Copy every record below exactly as it stands.

(Records from a data source)
################
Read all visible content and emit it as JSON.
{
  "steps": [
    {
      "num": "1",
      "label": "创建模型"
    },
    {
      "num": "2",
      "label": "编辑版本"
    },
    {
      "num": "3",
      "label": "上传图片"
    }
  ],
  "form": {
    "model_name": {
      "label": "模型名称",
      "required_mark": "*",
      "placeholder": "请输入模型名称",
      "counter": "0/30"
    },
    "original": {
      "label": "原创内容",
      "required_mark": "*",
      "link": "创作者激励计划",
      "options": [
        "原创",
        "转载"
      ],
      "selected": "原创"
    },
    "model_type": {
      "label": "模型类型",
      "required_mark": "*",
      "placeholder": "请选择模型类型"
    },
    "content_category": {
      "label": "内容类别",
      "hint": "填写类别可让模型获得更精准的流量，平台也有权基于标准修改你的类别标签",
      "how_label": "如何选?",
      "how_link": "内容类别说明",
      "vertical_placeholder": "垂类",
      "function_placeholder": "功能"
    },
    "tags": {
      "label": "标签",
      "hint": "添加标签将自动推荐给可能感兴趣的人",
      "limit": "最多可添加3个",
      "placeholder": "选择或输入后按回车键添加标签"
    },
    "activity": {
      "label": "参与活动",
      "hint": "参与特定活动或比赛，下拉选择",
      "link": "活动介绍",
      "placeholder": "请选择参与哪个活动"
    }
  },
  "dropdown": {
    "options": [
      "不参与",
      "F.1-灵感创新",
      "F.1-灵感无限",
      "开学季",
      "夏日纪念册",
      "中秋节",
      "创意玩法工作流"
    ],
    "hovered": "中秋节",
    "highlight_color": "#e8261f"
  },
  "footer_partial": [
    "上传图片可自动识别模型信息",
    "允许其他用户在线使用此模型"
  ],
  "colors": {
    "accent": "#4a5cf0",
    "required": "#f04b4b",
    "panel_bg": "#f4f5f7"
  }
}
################
== THE COMPLETED TASK ==
Read all visible content and emit it as JSON.
{
  "steps": [
    {
      "num": "1",
      "label": "创建模型"
    },
    {
      "num": "2",
      "label": "编辑版本"
    },
    {
      "num": "3",
      "label": "上传图片"
    }
  ],
  "form": {
    "model_name": {
      "label": "模型名称",
      "required_mark": "*",
      "placeholder": "请输入模型名称",
      "counter": "0/30"
    },
    "original": {
      "label": "原创内容",
      "required_mark": "*",
      "link": "创作者激励计划",
      "options": [
        "原创",
        "转载"
      ],
      "selected": "原创"
    },
    "model_type": {
      "label": "模型类型",
      "required_mark": "*",
      "placeholder": "请选择模型类型"
    },
    "content_category": {
      "label": "内容类别",
      "hint": "填写类别可让模型获得更精准的流量，平台也有权基于标准修改你的类别标签",
      "how_label": "如何选?",
      "how_link": "内容类别说明",
      "vertical_placeholder": "垂类",
      "function_placeholder": "功能"
    },
    "tags": {
      "label": "标签",
      "hint": "添加标签将自动推荐给可能感兴趣的人",
      "limit": "最多可添加3个",
      "placeholder": "选择或输入后按回车键添加标签"
    },
    "activity": {
      "label": "参与活动",
      "hint": "参与特定活动或比赛，下拉选择",
      "link": "活动介绍",
      "placeholder": "请选择参与哪个活动"
    }
  },
  "dropdown": {
    "options": [
      "不参与",
      "F.1-灵感创新",
      "F.1-灵感无限",
      "开学季",
      "夏日纪念册",
      "中秋节",
      "创意玩法工作流"
    ],
    "hovered": "中秋节",
    "highlight_color": "#e8261f"
  },
  "footer_partial": [
    "上传图片可自动识别模型信息",
    "允许其他用户在线使用此模型"
  ],
  "colors": {
    "accent": "#4a5cf0",
    "required": "#f04b4b",
    "panel_bg": "#f4f5f7"
  }
}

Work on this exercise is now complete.